‘‘Warnings of probable flaws in the emergency management planning for a major disaster in Auckland have been fobbed off by the current Civil Defence management, but criticism has been supported by many who are, or were, closer to reality. One major flaw is having all your eggs in one basket with only one centre for all communication.
‘‘Responding to, or even replying to, every message at the start and during a disaster at all levels (local, regional, national, and operational) is impractical and ridiculous. They do not have the staff.
‘‘Gaps in their emergency communication networks are serious (and secret) but have not, or cannot, be resolved.
‘‘Local communities are an integral part of Civil Defence but they will suffer as Auckland grows, all services and the infrastructure become overloaded and resources diminish.
‘‘They do not have any actual bases to work from, clearly visible identification, or authority to manage people before or during a disaster.
‘‘Volunteers disappearing rapidly have not been replaced fast enough. Local emergency response/rescue teams have been isolated and must now operate separately from emergency services – contrary to what they told us about their so-called support.
‘‘Local community support has diminished as local Civil Defence operational centres have been shut down or become ineffective under this regime. There’s a lot of lip service on how great things are but that’s far from the truth.
‘‘No real major training exercises have been held for years. A few minor and restricted ‘desktop’ exercises were done at top level.
‘‘Although satisfying their management ideas of efficiency, these never really tested the whole city civil defence system.
‘‘Previous planning by local civil defence officials has been ignored, again contrary to what we are asked to believe. There are no standard procedures across the super-city to get local assistance or alternative shelter.
‘‘Deciding on the day is not good planning.
‘‘To rely on cellphones or internet in the early stages of a disaster would be a disaster in itself. How effective would the alert be at night when most are sleeping? That is untested.
‘‘Local communications in any emergency are vital, but changes here have weakened many longestablished and proven local networks.

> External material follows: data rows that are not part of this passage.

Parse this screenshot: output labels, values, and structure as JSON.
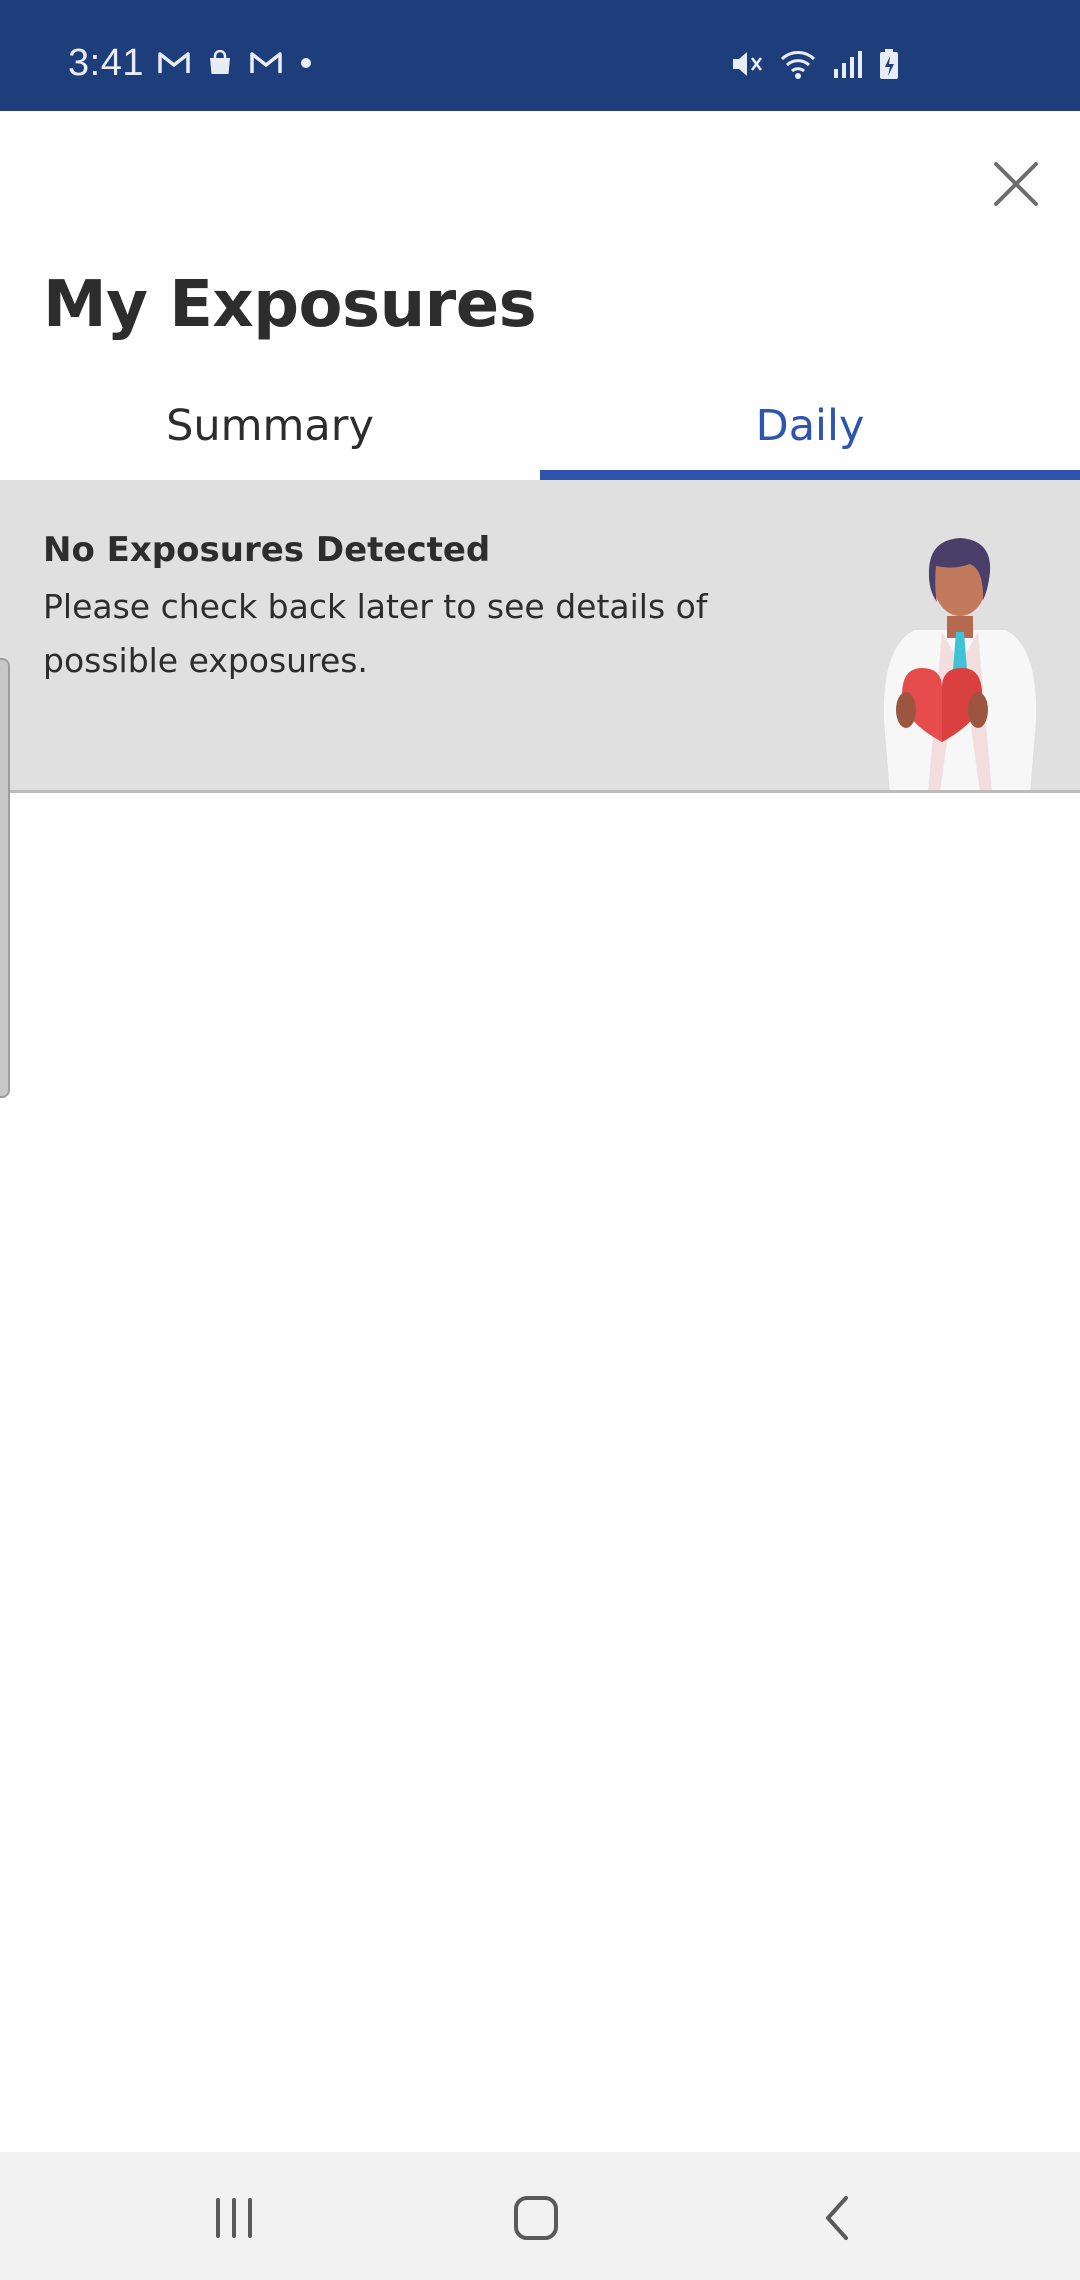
{
  "status_bar": {
    "time": "3:41",
    "left_icons": [
      "gmail-icon",
      "shopping-bag-icon",
      "gmail-icon",
      "notification-dot-icon"
    ],
    "right_icons": [
      "mute-icon",
      "wifi-icon",
      "signal-icon",
      "battery-charging-icon"
    ],
    "background_color": "#1e3e7b"
  },
  "header": {
    "title": "My Exposures",
    "close_icon": "close-icon"
  },
  "tabs": [
    {
      "label": "Summary",
      "active": false
    },
    {
      "label": "Daily",
      "active": true
    }
  ],
  "accent_color": "#2d55b0",
  "notice": {
    "heading": "No Exposures Detected",
    "body": "Please check back later to see details of possible exposures.",
    "illustration": "doctor-holding-heart-illustration"
  },
  "nav_bar": {
    "buttons": [
      "recent-apps-icon",
      "home-icon",
      "back-icon"
    ]
  }
}
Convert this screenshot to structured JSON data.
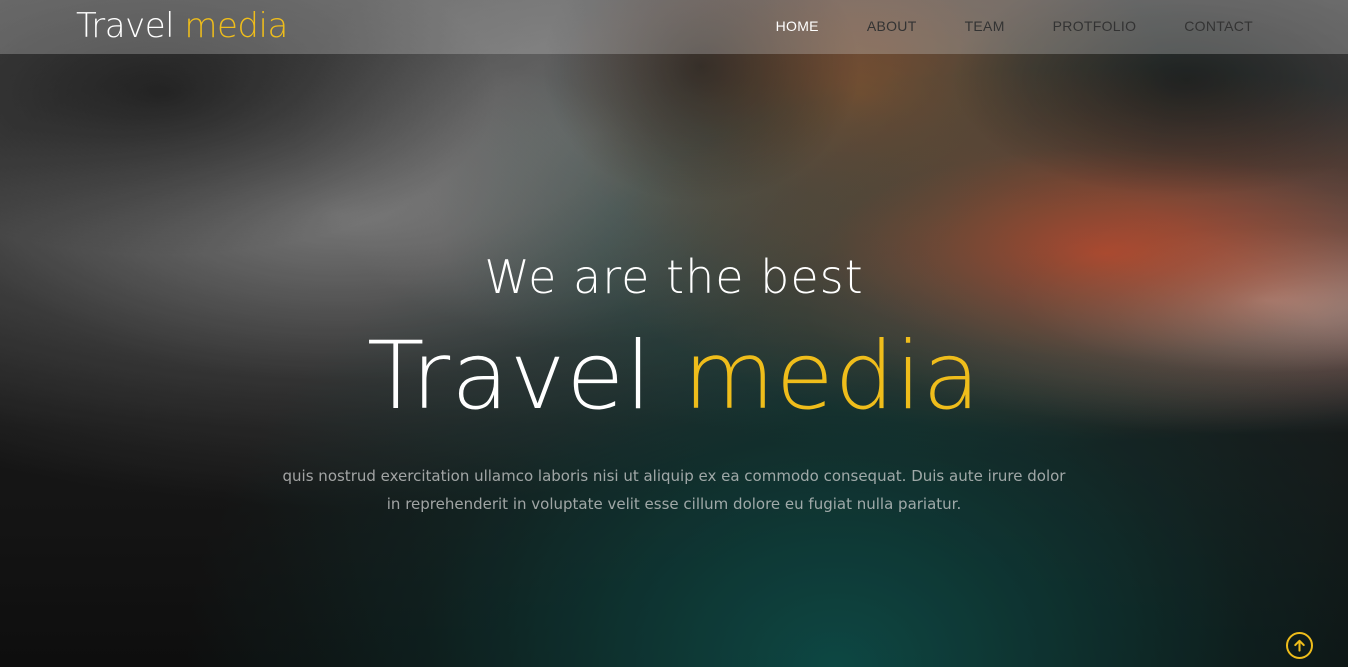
{
  "brand": {
    "name": "Travel",
    "accent": "media"
  },
  "nav": {
    "items": [
      {
        "label": "HOME",
        "active": true
      },
      {
        "label": "ABOUT",
        "active": false
      },
      {
        "label": "TEAM",
        "active": false
      },
      {
        "label": "PROTFOLIO",
        "active": false
      },
      {
        "label": "CONTACT",
        "active": false
      }
    ]
  },
  "hero": {
    "subtitle": "We are the best",
    "title": "Travel",
    "title_accent": "media",
    "description": "quis nostrud exercitation ullamco laboris nisi ut aliquip ex ea commodo consequat. Duis aute irure dolor in reprehenderit in voluptate velit esse cillum dolore eu fugiat nulla pariatur."
  },
  "scroll_top": {
    "icon": "arrow-up-circle-icon"
  },
  "colors": {
    "accent": "#efbd1b",
    "nav_text": "#333333",
    "nav_active": "#ffffff"
  }
}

How they expect to get information rapidly from any of many incident locations is now a serious question and the community will suffer.
‘‘Not all disasters are visual or violent (like earthquakes or tsunamis). If the super-city loses its power supply for days or weeks, that will be a major disaster. Think about it: No water or sewerage pumps, no petrol, no refrigeration, no ATMs, no supermarkets, overloaded communications, crowded roads or highways, and more.
‘‘With the increasing city population, stretched infrastructure, more high-rise housing, and changing climate, the likelihood of real disaster is growing.’’